=== Stored data ===
---

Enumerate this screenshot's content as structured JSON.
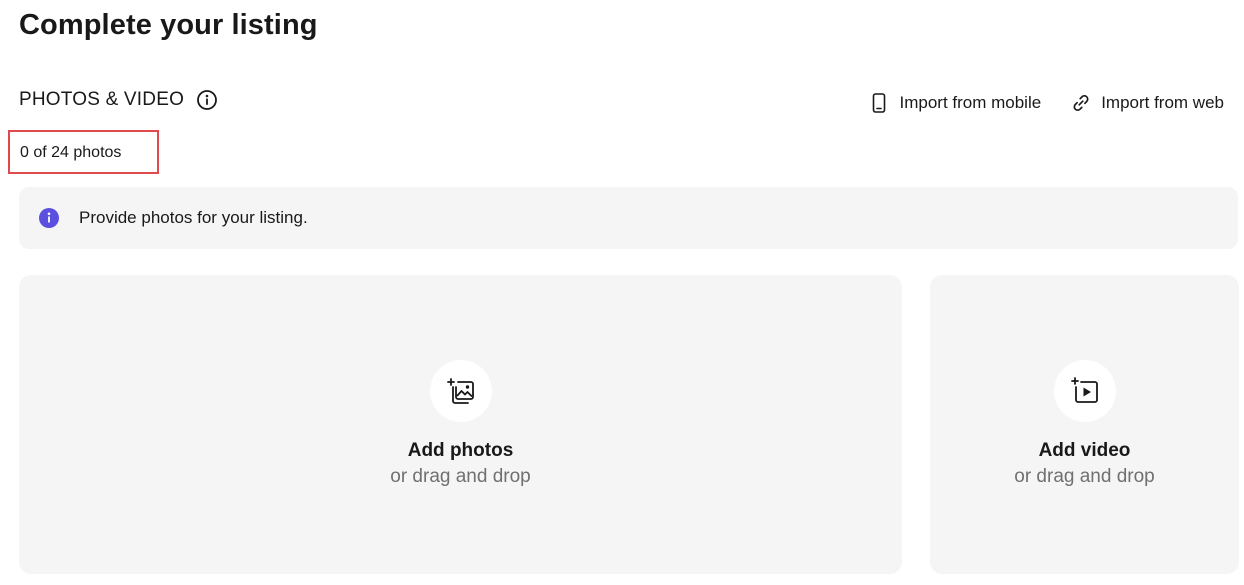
{
  "page": {
    "title": "Complete your listing"
  },
  "section": {
    "title": "PHOTOS & VIDEO",
    "info_icon": "info-circle-icon"
  },
  "imports": [
    {
      "label": "Import from mobile",
      "icon": "mobile-phone-icon"
    },
    {
      "label": "Import from web",
      "icon": "link-icon"
    }
  ],
  "photo_count": {
    "text": "0 of 24 photos",
    "current": 0,
    "max": 24,
    "highlight_color": "#e04a4a"
  },
  "notice": {
    "icon": "info-filled-icon",
    "icon_color": "#5b4fe0",
    "text": "Provide photos for your listing."
  },
  "upload": {
    "photos": {
      "icon": "add-image-icon",
      "title": "Add photos",
      "subtitle": "or drag and drop"
    },
    "video": {
      "icon": "add-video-icon",
      "title": "Add video",
      "subtitle": "or drag and drop"
    }
  }
}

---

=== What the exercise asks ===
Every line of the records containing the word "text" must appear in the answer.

=== Solution ===
    "text": "0 of 24 photos",
    "text": "Provide photos for your listing."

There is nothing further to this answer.